- [Exercise data]
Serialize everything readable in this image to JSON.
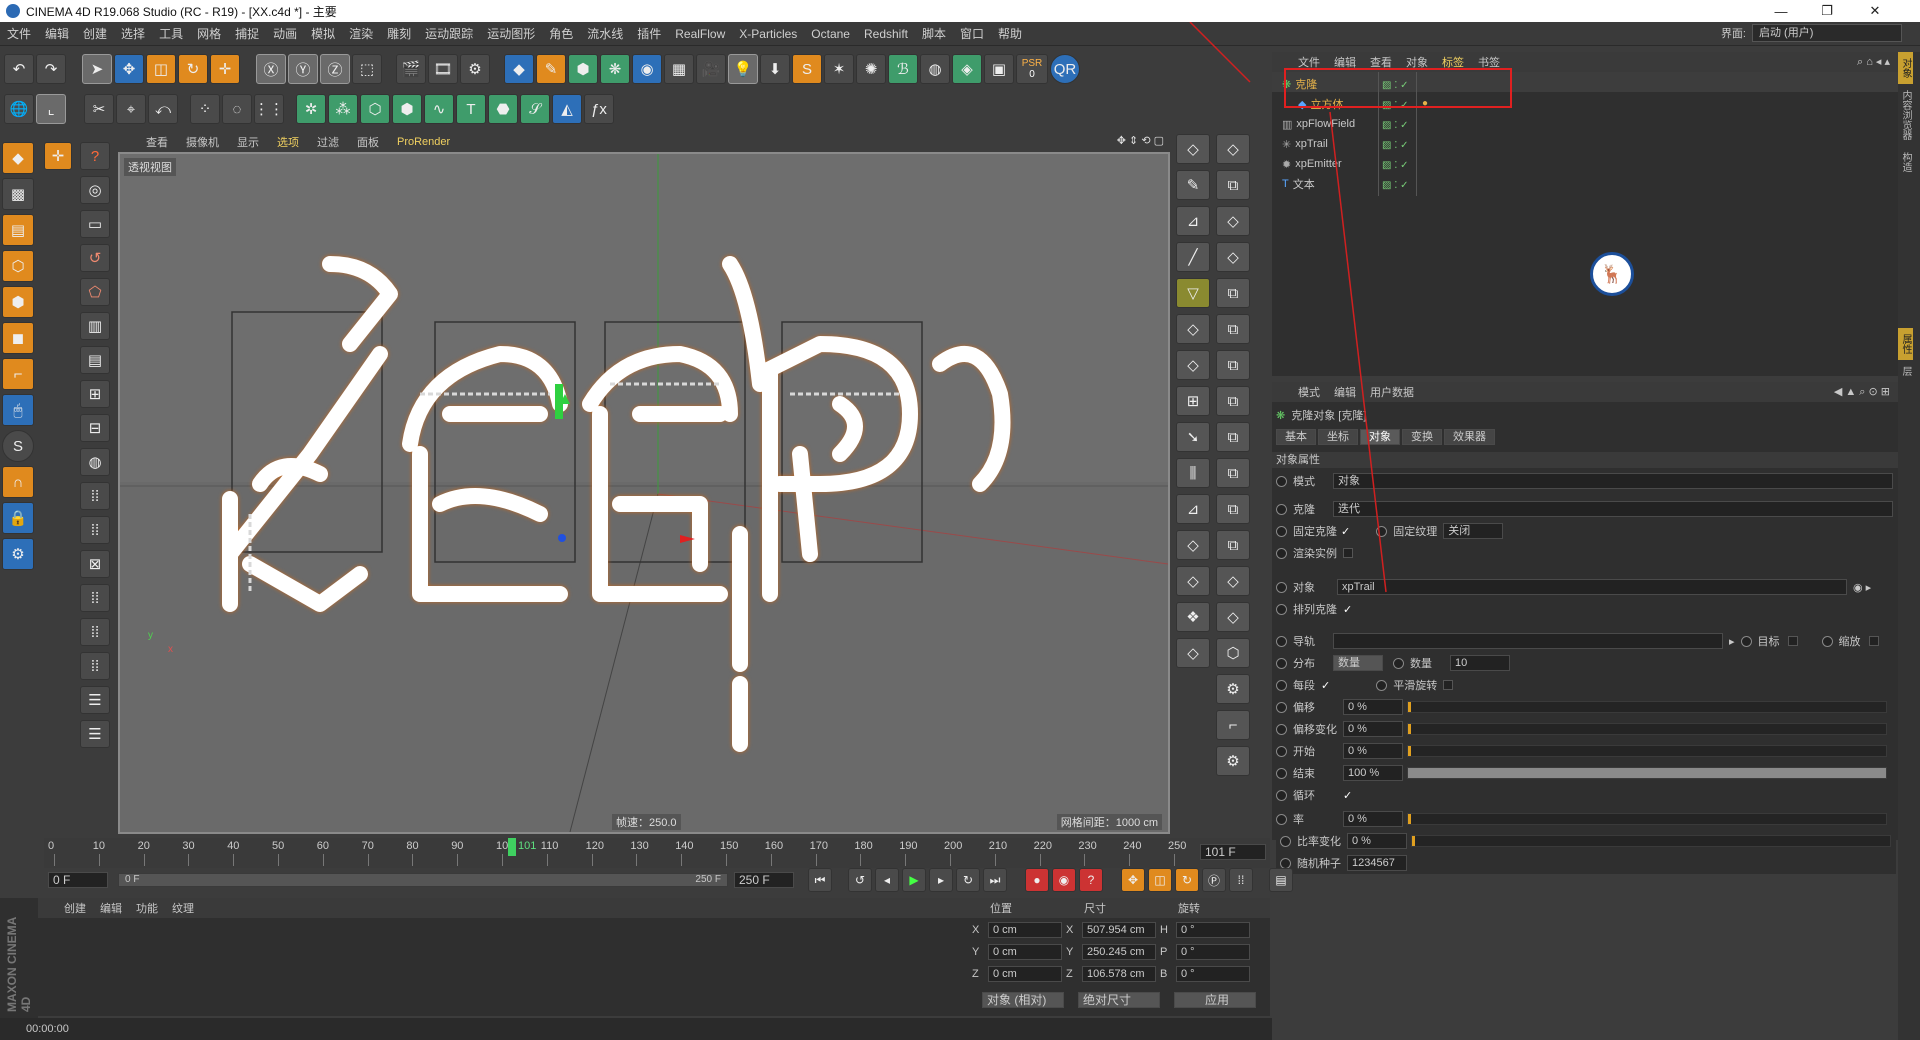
{
  "window": {
    "title": "CINEMA 4D R19.068 Studio (RC - R19) - [XX.c4d *] - 主要",
    "minimize": "—",
    "maximize": "❐",
    "close": "✕"
  },
  "menu": [
    "文件",
    "编辑",
    "创建",
    "选择",
    "工具",
    "网格",
    "捕捉",
    "动画",
    "模拟",
    "渲染",
    "雕刻",
    "运动跟踪",
    "运动图形",
    "角色",
    "流水线",
    "插件",
    "RealFlow",
    "X-Particles",
    "Octane",
    "Redshift",
    "脚本",
    "窗口",
    "帮助"
  ],
  "interface": {
    "label": "界面:",
    "value": "启动 (用户)"
  },
  "psr": {
    "label": "PSR",
    "value": "0"
  },
  "viewport": {
    "menu": [
      "查看",
      "摄像机",
      "显示",
      "选项",
      "过滤",
      "面板",
      "ProRender"
    ],
    "label": "透视视图",
    "speed": "帧速：250.0",
    "grid": "网格间距：1000 cm",
    "axis_y": "y",
    "axis_x": "x"
  },
  "object_manager": {
    "menu": [
      "文件",
      "编辑",
      "查看",
      "对象",
      "标签",
      "书签"
    ],
    "objects": [
      {
        "name": "克隆",
        "color": "#e6b24a"
      },
      {
        "name": "立方体",
        "color": "#e6b24a"
      },
      {
        "name": "xpFlowField",
        "color": "#cfcfcf"
      },
      {
        "name": "xpTrail",
        "color": "#cfcfcf"
      },
      {
        "name": "xpEmitter",
        "color": "#cfcfcf"
      },
      {
        "name": "文本",
        "color": "#cfcfcf"
      }
    ]
  },
  "attributes": {
    "menu": [
      "模式",
      "编辑",
      "用户数据"
    ],
    "title": "克隆对象 [克隆]",
    "tabs": [
      "基本",
      "坐标",
      "对象",
      "变换",
      "效果器"
    ],
    "section": "对象属性",
    "mode_label": "模式",
    "mode_value": "对象",
    "clone_label": "克隆",
    "clone_value": "迭代",
    "fix_clone": "固定克隆",
    "fix_texture": "固定纹理",
    "fix_texture_value": "关闭",
    "render_instances": "渲染实例",
    "object_label": "对象",
    "object_value": "xpTrail",
    "align_clone": "排列克隆",
    "rail_label": "导轨",
    "target": "目标",
    "scale": "缩放",
    "dist_label": "分布",
    "dist_value": "数量",
    "count_label": "数量",
    "count_value": "10",
    "per_seg": "每段",
    "smooth_rot": "平滑旋转",
    "offset": "偏移",
    "offset_value": "0 %",
    "offset_var": "偏移变化",
    "offset_var_value": "0 %",
    "start": "开始",
    "start_value": "0 %",
    "end": "结束",
    "end_value": "100 %",
    "loop": "循环",
    "rate": "率",
    "rate_value": "0 %",
    "rate_var": "比率变化",
    "rate_var_value": "0 %",
    "seed": "随机种子",
    "seed_value": "1234567"
  },
  "timeline": {
    "ticks": [
      "0",
      "10",
      "20",
      "30",
      "40",
      "50",
      "60",
      "70",
      "80",
      "90",
      "100",
      "110",
      "120",
      "130",
      "140",
      "150",
      "160",
      "170",
      "180",
      "190",
      "200",
      "210",
      "220",
      "230",
      "240",
      "250"
    ],
    "current": "101",
    "current_field": "101 F",
    "start_field": "0 F",
    "range_start": "0 F",
    "range_end": "250 F",
    "end_field": "250 F"
  },
  "materials": {
    "menu": [
      "创建",
      "编辑",
      "功能",
      "纹理"
    ]
  },
  "coords": {
    "headers": [
      "位置",
      "尺寸",
      "旋转"
    ],
    "rows": [
      {
        "axis": "X",
        "pos": "0 cm",
        "size_axis": "X",
        "size": "507.954 cm",
        "rot_axis": "H",
        "rot": "0 °"
      },
      {
        "axis": "Y",
        "pos": "0 cm",
        "size_axis": "Y",
        "size": "250.245 cm",
        "rot_axis": "P",
        "rot": "0 °"
      },
      {
        "axis": "Z",
        "pos": "0 cm",
        "size_axis": "Z",
        "size": "106.578 cm",
        "rot_axis": "B",
        "rot": "0 °"
      }
    ],
    "mode1": "对象 (相对)",
    "mode2": "绝对尺寸",
    "apply": "应用"
  },
  "status": {
    "time": "00:00:00"
  },
  "brand": "MAXON CINEMA 4D",
  "right_tabs": [
    "对象",
    "内容浏览器",
    "构造",
    "属性",
    "层"
  ]
}
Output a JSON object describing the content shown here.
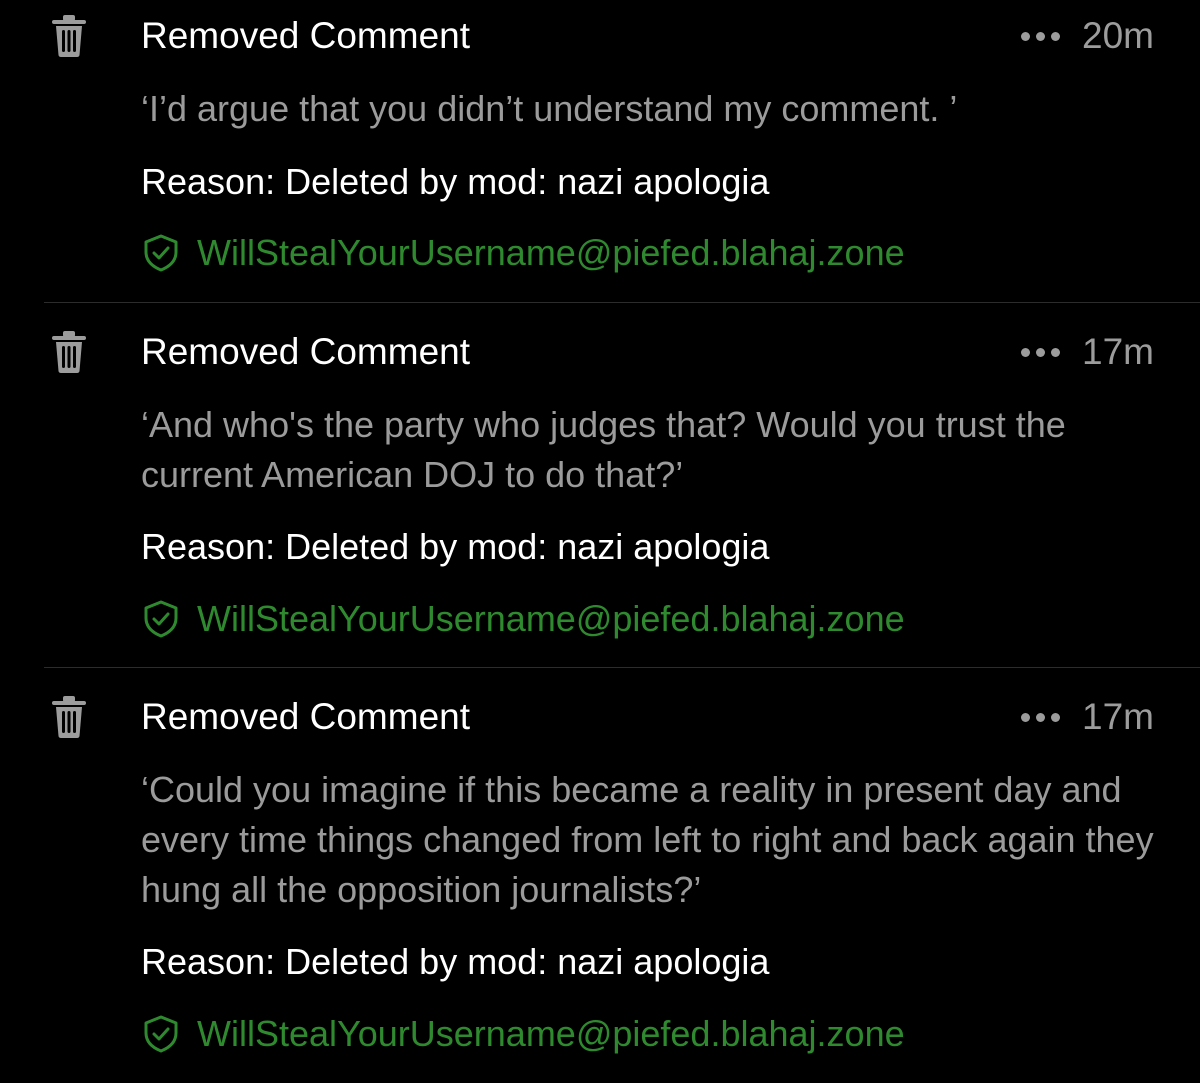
{
  "entries": [
    {
      "title": "Removed Comment",
      "time": "20m",
      "quote": "‘I’d argue that you didn’t understand my comment. ’",
      "reason": "Reason: Deleted by mod: nazi apologia",
      "moderator": "WillStealYourUsername@piefed.blahaj.zone",
      "icon": "trash-icon"
    },
    {
      "title": "Removed Comment",
      "time": "17m",
      "quote": "‘And who's the party who judges that? Would you trust the current American DOJ to do that?’",
      "reason": "Reason: Deleted by mod: nazi apologia",
      "moderator": "WillStealYourUsername@piefed.blahaj.zone",
      "icon": "trash-icon"
    },
    {
      "title": "Removed Comment",
      "time": "17m",
      "quote": "‘Could you imagine if this became a reality in present day and every time things changed from left to right and back again they hung all the opposition journalists?’",
      "reason": "Reason: Deleted by mod: nazi apologia",
      "moderator": "WillStealYourUsername@piefed.blahaj.zone",
      "icon": "trash-icon"
    }
  ],
  "colors": {
    "background": "#000000",
    "title": "#ffffff",
    "muted": "#9c9c9c",
    "moderator": "#2f8a2f",
    "divider": "#2c2c2c"
  }
}
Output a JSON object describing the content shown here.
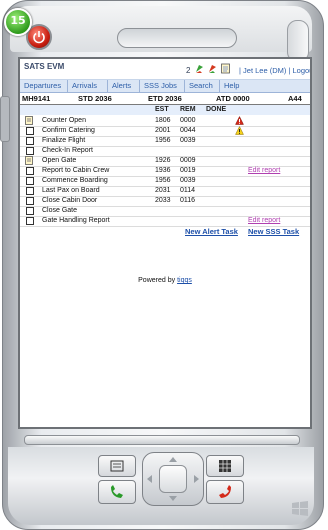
{
  "device": {
    "badge_text": "15"
  },
  "titlebar": {
    "app_title": "SATS EVM",
    "alert_count": "2",
    "user_text": "| Jet Lee (DM) | Logout"
  },
  "tabs": [
    "Departures",
    "Arrivals",
    "Alerts",
    "SSS Jobs",
    "Search",
    "Help"
  ],
  "flight": {
    "number": "MH9141",
    "std": "STD 2036",
    "etd": "ETD 2036",
    "atd": "ATD 0000",
    "gate": "A44"
  },
  "columns": {
    "est": "EST",
    "rem": "REM",
    "done": "DONE"
  },
  "tasks": [
    {
      "name": "Counter Open",
      "est": "1806",
      "rem": "0000",
      "icon": "note-icon",
      "alert": "red-alert-icon",
      "edit": ""
    },
    {
      "name": "Confirm Catering",
      "est": "2001",
      "rem": "0044",
      "icon": "checkbox",
      "alert": "yellow-warning-icon",
      "edit": ""
    },
    {
      "name": "Finalize Flight",
      "est": "1956",
      "rem": "0039",
      "icon": "checkbox",
      "alert": "",
      "edit": ""
    },
    {
      "name": "Check-In Report",
      "est": "",
      "rem": "",
      "icon": "checkbox",
      "alert": "",
      "edit": ""
    },
    {
      "name": "Open Gate",
      "est": "1926",
      "rem": "0009",
      "icon": "note-icon",
      "alert": "",
      "edit": ""
    },
    {
      "name": "Report to Cabin Crew",
      "est": "1936",
      "rem": "0019",
      "icon": "checkbox",
      "alert": "",
      "edit": "Edit report"
    },
    {
      "name": "Commence Boarding",
      "est": "1956",
      "rem": "0039",
      "icon": "checkbox",
      "alert": "",
      "edit": ""
    },
    {
      "name": "Last Pax on Board",
      "est": "2031",
      "rem": "0114",
      "icon": "checkbox",
      "alert": "",
      "edit": ""
    },
    {
      "name": "Close Cabin Door",
      "est": "2033",
      "rem": "0116",
      "icon": "checkbox",
      "alert": "",
      "edit": ""
    },
    {
      "name": "Close Gate",
      "est": "",
      "rem": "",
      "icon": "checkbox",
      "alert": "",
      "edit": ""
    },
    {
      "name": "Gate Handling Report",
      "est": "",
      "rem": "",
      "icon": "checkbox",
      "alert": "",
      "edit": "Edit report"
    }
  ],
  "links": {
    "new_alert": "New Alert Task",
    "new_sss": "New SSS Task"
  },
  "footer": {
    "powered_by": "Powered by ",
    "powered_link": "tiqqs"
  }
}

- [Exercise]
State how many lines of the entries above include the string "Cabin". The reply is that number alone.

- [Final answer]
2